*Records from a collection*.
━━━━━━━━━━━━━━━━━━━━━━━━━━━━━━

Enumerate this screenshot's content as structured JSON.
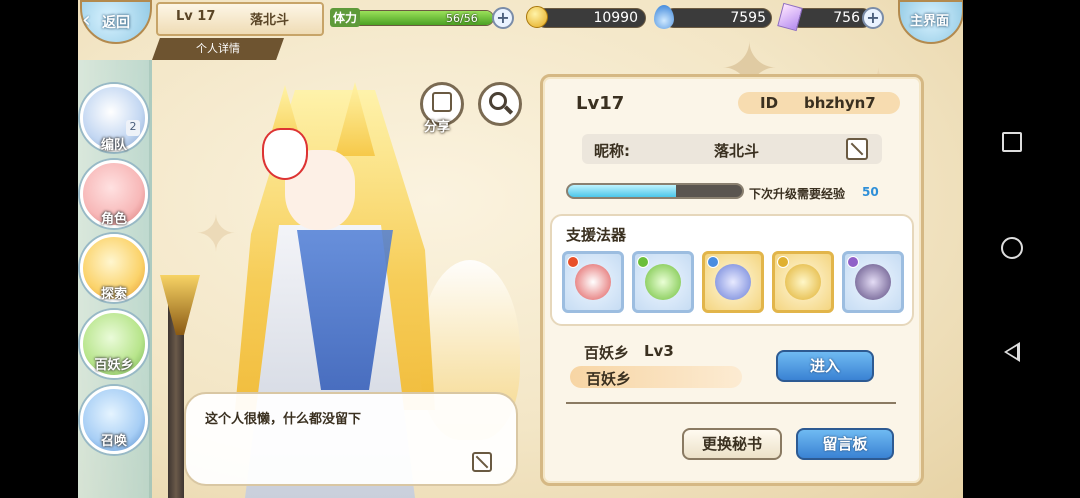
{
  "header": {
    "back_label": "返回",
    "player_level": "Lv 17",
    "player_name": "落北斗",
    "subtab_label": "个人详情",
    "stamina_label": "体力",
    "stamina_text": "56/56",
    "stamina_fraction": 1.0,
    "gold": "10990",
    "spirit": "7595",
    "crystal": "756",
    "home_label": "主界面"
  },
  "sidebar": {
    "items": [
      {
        "label": "编队",
        "badge": "2"
      },
      {
        "label": "角色"
      },
      {
        "label": "探索"
      },
      {
        "label": "百妖乡"
      },
      {
        "label": "召唤"
      }
    ]
  },
  "character": {
    "share_label": "分享",
    "bio": "这个人很懒，什么都没留下"
  },
  "profile": {
    "level": "Lv17",
    "id_label": "ID",
    "id_value": "bhzhyn7",
    "nickname_label": "昵称:",
    "nickname_value": "落北斗",
    "exp_label": "下次升级需要经验",
    "exp_value": "50",
    "exp_fraction": 0.62,
    "support_title": "支援法器",
    "support_slots": [
      {
        "icon": "bracelet-icon",
        "rarity": "blue",
        "gem_color": "#e8502a"
      },
      {
        "icon": "leaf-ornament-icon",
        "rarity": "blue",
        "gem_color": "#6bbf3a"
      },
      {
        "icon": "dragon-ornament-icon",
        "rarity": "gold",
        "gem_color": "#4a8de0"
      },
      {
        "icon": "sword-icon",
        "rarity": "gold",
        "gem_color": "#e0b030"
      },
      {
        "icon": "dark-ring-icon",
        "rarity": "blue",
        "gem_color": "#9060c8"
      }
    ],
    "village_label": "百妖乡",
    "village_level": "Lv3",
    "village_name": "百妖乡",
    "enter_label": "进入",
    "secretary_label": "更换秘书",
    "board_label": "留言板"
  },
  "colors": {
    "accent_blue": "#3a82d3",
    "stamina_green": "#4ba123",
    "exp_cyan": "#4cc6e9"
  }
}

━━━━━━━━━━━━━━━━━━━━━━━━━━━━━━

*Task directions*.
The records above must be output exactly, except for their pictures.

*Answer for the task*.
Enumerate this screenshot's content as structured JSON.
{
  "header": {
    "back_label": "返回",
    "player_level": "Lv 17",
    "player_name": "落北斗",
    "subtab_label": "个人详情",
    "stamina_label": "体力",
    "stamina_text": "56/56",
    "stamina_fraction": 1.0,
    "gold": "10990",
    "spirit": "7595",
    "crystal": "756",
    "home_label": "主界面"
  },
  "sidebar": {
    "items": [
      {
        "label": "编队",
        "badge": "2"
      },
      {
        "label": "角色"
      },
      {
        "label": "探索"
      },
      {
        "label": "百妖乡"
      },
      {
        "label": "召唤"
      }
    ]
  },
  "character": {
    "share_label": "分享",
    "bio": "这个人很懒，什么都没留下"
  },
  "profile": {
    "level": "Lv17",
    "id_label": "ID",
    "id_value": "bhzhyn7",
    "nickname_label": "昵称:",
    "nickname_value": "落北斗",
    "exp_label": "下次升级需要经验",
    "exp_value": "50",
    "exp_fraction": 0.62,
    "support_title": "支援法器",
    "support_slots": [
      {
        "icon": "bracelet-icon",
        "rarity": "blue",
        "gem_color": "#e8502a"
      },
      {
        "icon": "leaf-ornament-icon",
        "rarity": "blue",
        "gem_color": "#6bbf3a"
      },
      {
        "icon": "dragon-ornament-icon",
        "rarity": "gold",
        "gem_color": "#4a8de0"
      },
      {
        "icon": "sword-icon",
        "rarity": "gold",
        "gem_color": "#e0b030"
      },
      {
        "icon": "dark-ring-icon",
        "rarity": "blue",
        "gem_color": "#9060c8"
      }
    ],
    "village_label": "百妖乡",
    "village_level": "Lv3",
    "village_name": "百妖乡",
    "enter_label": "进入",
    "secretary_label": "更换秘书",
    "board_label": "留言板"
  },
  "colors": {
    "accent_blue": "#3a82d3",
    "stamina_green": "#4ba123",
    "exp_cyan": "#4cc6e9"
  }
}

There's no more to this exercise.